The interesting thing about Chinese Medicine is that the system has woven within it all the facets that deal with both the pain component and the emotional component. Each meridian or channel in Acupuncture belongs to an organ network, and each organ in Chinese Medicine theory has an emotion associated. For example, the most obvious one is the heart, which is associated with joy. The Kidneys are associated with fear. So the system has the ability to understand which channel should be chosen to focus on the pain or emotional element. In some cases, one channel might be used to focus on both of those aspects at the very same time.

In considering all these different aspects about how pain is perceived in different paradigms, we can see that there are some overlaps and differences, which can be used to better understand how to deal with and help people that are experiencing pain.
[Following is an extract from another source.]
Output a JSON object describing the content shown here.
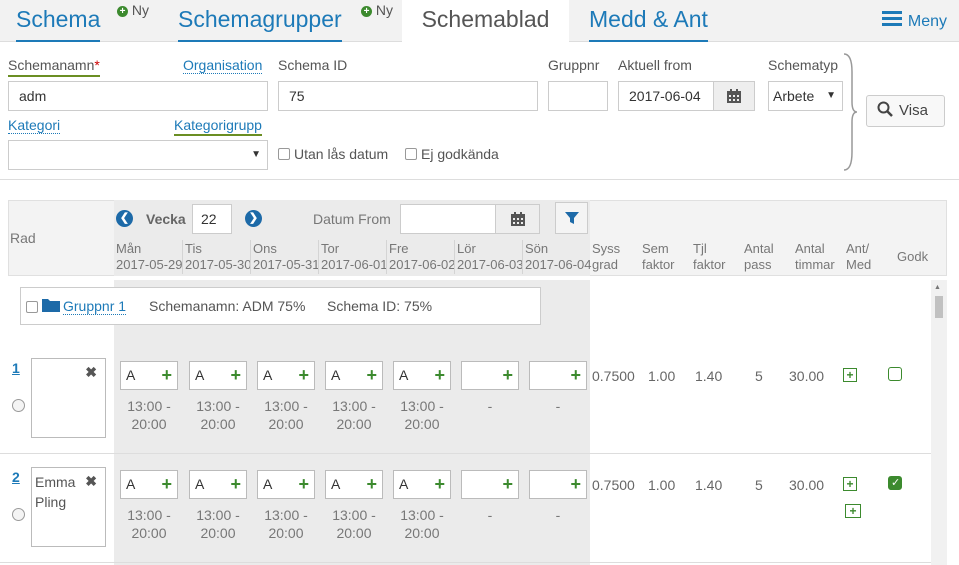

If pain really is only a sensation and every sensation is constantly changing, what does that mean about how we deal with it?

If there are modalities that have a framework of how to understand pain in different ways, how can we leverage it’s knowledge and bring it to work together with scientific perspectives? 

Science, chinese medicine, Acupuncture and other modalities are ever-evolving paradigms that are essentially trying to help people find balance, understand and manage their health issues and learn more about their own bodies.

Everyone learns on the path to emotional well being free from pain.

Chad Wuest – Acupuncture Hobart – Chinese Medicine Acupuncturist

Click here for Acupuncture Hobart Bookings.

References: – Phantom Limb Pain – Vipassana – Image Credit – Homunculus

Leave a Reply

Your email address will not be published. Required fields are marked *